DAVE FUGLEWICZ / HAL MCGEE (Ilse, 14) Synergistic Reconstruction (2011) CDR
One of the foremost American noise artists, the superhumanly prolific Hal McGee, teams up with another stalwart of the U.S. cassette underground, Dave Fuglewicz, to create "Synergistic Reconstruction". The original sound source material by Fuglewicz, composed on software synthesizers, was remixed and added to by McGee on a bunch of analog synths and circuit-bent instruments producing all manner of electronically derived sounds. McGee, as mixer, really sticks to his Burroughsian guns on this one, using chance tactics to slam sound fields against one another, creating their own unintentional logic. These compositions (there are four) are built from such disparate sonic events that they seem to be always moving towards some impossible destination. Fuglewicz's looping textures reign in McGee's more excessive tendencies as, amidst all the chance happenings and bombardments, a directional line will emerge moving towards a cohesive structure, centering the composition with McGee's squabbling sweeps and chattering seeming less reckless and more integral to the overall fabric. Fascinating and recommended! Get it HERE.
HALF AN ABORTION (Ilse, 11) Naked Math Machinery (2011) CDR
With astonishing power, Pete Cann, aka Half An Abortion, creates nightmarish paintings from the colours of his sonic palette. The images conjured on "Naked Math Machinery" are fantastic, though completely abstract and from unrecognizable sound sources.

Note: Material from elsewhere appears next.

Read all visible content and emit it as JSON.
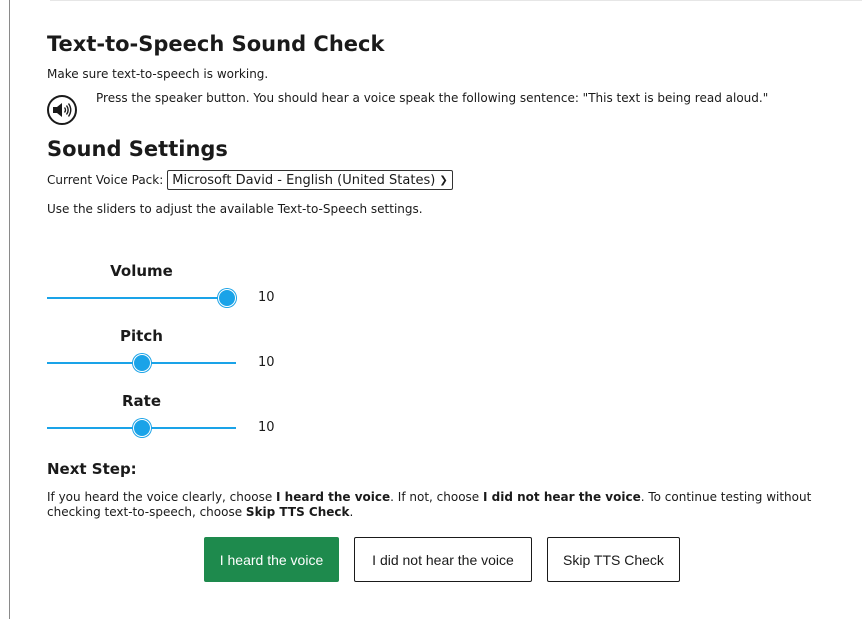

These are very harsh, caustic sounds with little low-end, feedback-derived noise possibly composed using contact mics and no-input mixers. Whatever the humble, or not-so-humble, origins of these sounds, they create structures where every event is magnified to monstrous extremes and unleashed with blistering savagery. The second track, "Paused Growl", with its false ending is particularly dynamic, and the final track titled "During The Swim" has a more varied structure, with its stop and start framework, but it's still a very stern sound and an engrossing one. Cann is onto something here, he's found a new way of expressing the noise paradigm. No cliches, just a beautiful cacophony! Get it HERE.
AARON ZARZUTZKI / NICK HOFFMAN (Ilse, 4) Lost Corner (2011) CDR
The pure sound invention of Aaron Zarzutzki and Nick Hoffman using various noisemakers on this album, "Lost Corner", is quite remarkable. Looking at the inner sleeve photo it appears the compositions were created using synthesizers, (circuit-bent?) drum machines, fx pedals, and contact mics on various objects, including a sewing machine. These improvised environments are created from small sound events that overlap, many of the sonics have percussive qualities and appear for a few seconds in the mix to disappear or come back later. Reminds me of Roscoe Mitchell's "The Maze" or some of Anthony Braxton's more esoteric compositions for percussion. The two improvisers are throwing a lot into the mix, but never latch on to a theme, the whole thing plays like Dadaist poetry à la Kurt Schwitters, but not having any crescendos wears on the concept by the end. Through and through its directions seem tentative. Still remarkable if only for the sheer scope of the varied palette. Get it HERE.
BILLY GOMBERG, ANNE GUTHRIE, RICHARD KAMERMAN (Ilse, 10) Blue & Gold, Delicate Sen (2011) CDR
Billy Gomberg collaborates with french horn player, Anne Guthrie (Director of the S.E.M. Ensemble in Brooklyn) and Richard Kamerman in the trio project, Delicate Sen. "Blue & Gold, Delicate Sen" is a superb album of beautiful sound worlds created by these artists. Four long tracks of improvisation, similar in intent to the Zarzutzki/Hoffman release reviewed above. Both albums are made by artists who are, apparently, very familiar with improvisation and have the daring to pull off what they attempt. It's a fine line and doesn't take much, in either case, to succeed or fail aesthetically, but where this album succeeds in a stronger way, for me, is by finding correlations in the audio stream between the improvised parts that cements their structure. These compositions are not extremely driving, or dynamic, but the languid flow of ideas across the sound field is, nevertheless, very satisfying. Whatever themes appear are very minimalist, usually a fluxing note, or multiphonic, that slowly stretches the composition as other quiet strands enter and dissolve. An absorbing listening experience. Get it HERE.
Violent Pink is the noise project of Tyler Keen, from Augusta, Georgia, active since at least 2009, with several CDR's and cassettes to his credit, including one on AMK's Banned Productions label. This album, "Propaganda Of The Deed", starts off with an old-school, industrial style sound-clip montage, then speeds off like a rocket into a violent world of noise. His feedback based vocal approach is familiar, from Masonna to Prurient to Torturing Nurse, calling forth the psychedelic elements of this style as well as, in this case, the more dominant metal origins. The two tracks with Pete Cann, aka Half An Abortion, whose contributions are easily discerned, are the high points of this album as the heavy solidity of Cann's source material anchors the compositions. It's quite a trip, one that noiseheads will love. Get it HERE.